Do you find that Indigenous persons have a harder time proving their disabilities compared to non-Indigenous persons? 

Many Indigenous persons and communities don't recognize disability the way that Western culture does. Within Indigenous culture, communities include everyone. The communities move at the pace of the whole community. They have a very different perspective on disability—the Western perspective versus Indigenous cultural perspective. We’re trying to bring those together in the work and the advocacy that we do. It's not so much that it's difficult, it's just different. It's a different viewpoint, it's a different perspective.  

It's important to understand Indigenous communities and how people think about disability. There are financial services available, but we have to prove they have a disability, and an individual may think, “my child doesn't have this disability.” You have to be able to work together in a culturally safe way to let the individual know that we can improve their child’s quality of life and help their child live a more inclusive life without saying there's something wrong with their child. A lot of times people perceive disability negatively; when it's seen as a positive in the work that you do, you approach things differently. We really want to approach it with a positive perspective and be able to provide supports and services to improve the lives of children, without impeding the beliefs of the family.  


Anything else not mentioned that you feel it is important to share? 

Indigenous Disability Awareness Month is really about getting buy-in from the government, raising awareness, and highlighting how much more impactful disability is in Indigenous communities because of all the socioeconomic barriers that are well documented—those barriers have a greater impact on disability and there are fewer supports, services, and resources available. There's a greater need for capacity around disability. And I think it's just raising that awareness. We're seeing a big shift in the government's commitment around disability and around Indigenous rights. I think there's opportunity to do a lot of work in this space. We now have a platform to speak about some of the issues and we know that the work we're doing is to give a voice to Indigenous disability—to empower Indigenous persons living with disability to do the work that needs to be done. 

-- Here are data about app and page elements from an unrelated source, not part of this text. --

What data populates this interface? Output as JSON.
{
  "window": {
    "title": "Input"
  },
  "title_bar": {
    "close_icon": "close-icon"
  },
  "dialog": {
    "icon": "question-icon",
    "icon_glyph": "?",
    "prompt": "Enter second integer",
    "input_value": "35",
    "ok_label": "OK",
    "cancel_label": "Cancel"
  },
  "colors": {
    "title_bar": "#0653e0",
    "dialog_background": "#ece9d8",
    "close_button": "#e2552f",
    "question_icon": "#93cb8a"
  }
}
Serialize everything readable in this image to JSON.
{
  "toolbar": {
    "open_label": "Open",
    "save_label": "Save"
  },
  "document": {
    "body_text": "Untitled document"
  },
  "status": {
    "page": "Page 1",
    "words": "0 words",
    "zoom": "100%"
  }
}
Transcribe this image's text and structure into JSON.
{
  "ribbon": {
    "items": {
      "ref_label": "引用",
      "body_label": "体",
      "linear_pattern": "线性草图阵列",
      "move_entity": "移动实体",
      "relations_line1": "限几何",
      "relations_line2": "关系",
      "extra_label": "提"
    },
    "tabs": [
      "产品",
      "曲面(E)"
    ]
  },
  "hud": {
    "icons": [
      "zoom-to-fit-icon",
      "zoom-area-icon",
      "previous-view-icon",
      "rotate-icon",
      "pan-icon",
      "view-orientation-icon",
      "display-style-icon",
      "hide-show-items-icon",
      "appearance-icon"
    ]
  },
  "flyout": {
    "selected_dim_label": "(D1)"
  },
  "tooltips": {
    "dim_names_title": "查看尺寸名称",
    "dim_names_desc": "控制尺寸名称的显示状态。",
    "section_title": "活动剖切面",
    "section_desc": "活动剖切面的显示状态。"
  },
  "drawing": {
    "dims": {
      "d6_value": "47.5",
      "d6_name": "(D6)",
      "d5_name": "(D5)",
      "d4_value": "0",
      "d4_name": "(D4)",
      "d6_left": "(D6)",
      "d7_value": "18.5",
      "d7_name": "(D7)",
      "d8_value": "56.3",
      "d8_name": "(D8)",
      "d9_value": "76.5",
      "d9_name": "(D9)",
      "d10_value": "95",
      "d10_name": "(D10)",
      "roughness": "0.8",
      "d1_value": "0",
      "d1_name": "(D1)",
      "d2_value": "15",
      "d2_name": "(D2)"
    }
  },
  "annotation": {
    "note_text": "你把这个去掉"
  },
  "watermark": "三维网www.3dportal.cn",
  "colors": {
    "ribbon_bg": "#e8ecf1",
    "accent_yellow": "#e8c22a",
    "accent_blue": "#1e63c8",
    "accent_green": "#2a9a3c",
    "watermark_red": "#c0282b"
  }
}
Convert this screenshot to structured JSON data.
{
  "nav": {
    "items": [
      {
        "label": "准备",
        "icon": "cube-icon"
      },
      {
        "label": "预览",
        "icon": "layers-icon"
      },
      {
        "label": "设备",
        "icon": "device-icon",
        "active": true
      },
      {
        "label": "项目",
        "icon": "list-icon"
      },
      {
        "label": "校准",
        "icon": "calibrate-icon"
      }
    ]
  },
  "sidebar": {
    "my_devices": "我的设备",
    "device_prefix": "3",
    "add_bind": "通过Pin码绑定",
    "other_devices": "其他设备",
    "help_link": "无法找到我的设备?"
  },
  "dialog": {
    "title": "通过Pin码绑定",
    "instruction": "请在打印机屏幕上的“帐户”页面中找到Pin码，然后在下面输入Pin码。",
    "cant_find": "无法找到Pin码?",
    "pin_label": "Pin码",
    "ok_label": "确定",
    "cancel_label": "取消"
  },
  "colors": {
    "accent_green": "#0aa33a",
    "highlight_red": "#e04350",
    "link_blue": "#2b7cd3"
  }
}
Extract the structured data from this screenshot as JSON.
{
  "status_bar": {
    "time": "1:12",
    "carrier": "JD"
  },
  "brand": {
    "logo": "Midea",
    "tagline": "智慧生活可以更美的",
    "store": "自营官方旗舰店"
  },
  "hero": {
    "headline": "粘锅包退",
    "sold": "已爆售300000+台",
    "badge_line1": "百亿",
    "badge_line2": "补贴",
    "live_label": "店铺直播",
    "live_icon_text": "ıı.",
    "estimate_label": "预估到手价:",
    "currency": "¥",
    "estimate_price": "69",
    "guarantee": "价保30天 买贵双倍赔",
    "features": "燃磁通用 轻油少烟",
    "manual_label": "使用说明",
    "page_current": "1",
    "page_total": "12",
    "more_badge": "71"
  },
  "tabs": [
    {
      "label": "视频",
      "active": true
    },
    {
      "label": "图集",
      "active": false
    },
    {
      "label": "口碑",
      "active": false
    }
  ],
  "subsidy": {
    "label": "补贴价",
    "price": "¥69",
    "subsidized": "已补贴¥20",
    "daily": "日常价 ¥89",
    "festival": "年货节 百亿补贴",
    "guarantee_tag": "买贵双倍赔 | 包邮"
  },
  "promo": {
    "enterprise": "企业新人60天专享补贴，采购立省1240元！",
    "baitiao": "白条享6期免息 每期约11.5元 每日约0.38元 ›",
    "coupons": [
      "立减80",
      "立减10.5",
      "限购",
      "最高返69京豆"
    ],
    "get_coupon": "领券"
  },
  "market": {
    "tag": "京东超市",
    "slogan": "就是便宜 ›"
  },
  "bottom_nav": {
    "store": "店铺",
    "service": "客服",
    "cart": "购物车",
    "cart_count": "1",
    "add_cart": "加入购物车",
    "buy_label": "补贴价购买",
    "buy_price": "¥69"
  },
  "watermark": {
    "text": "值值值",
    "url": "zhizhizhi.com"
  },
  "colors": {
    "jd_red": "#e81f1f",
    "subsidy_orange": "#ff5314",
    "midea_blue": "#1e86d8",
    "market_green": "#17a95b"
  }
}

It's fundamentally important to allow persons living with disability to do this work. That's something the government has to consider and honour when they're looking at funding non-profits, to ensure the work that organizations do is led by persons living with disability. One part of Indigenous Disability Awareness Month is to really celebrate the ability of Indigenous persons living with disability to do this work.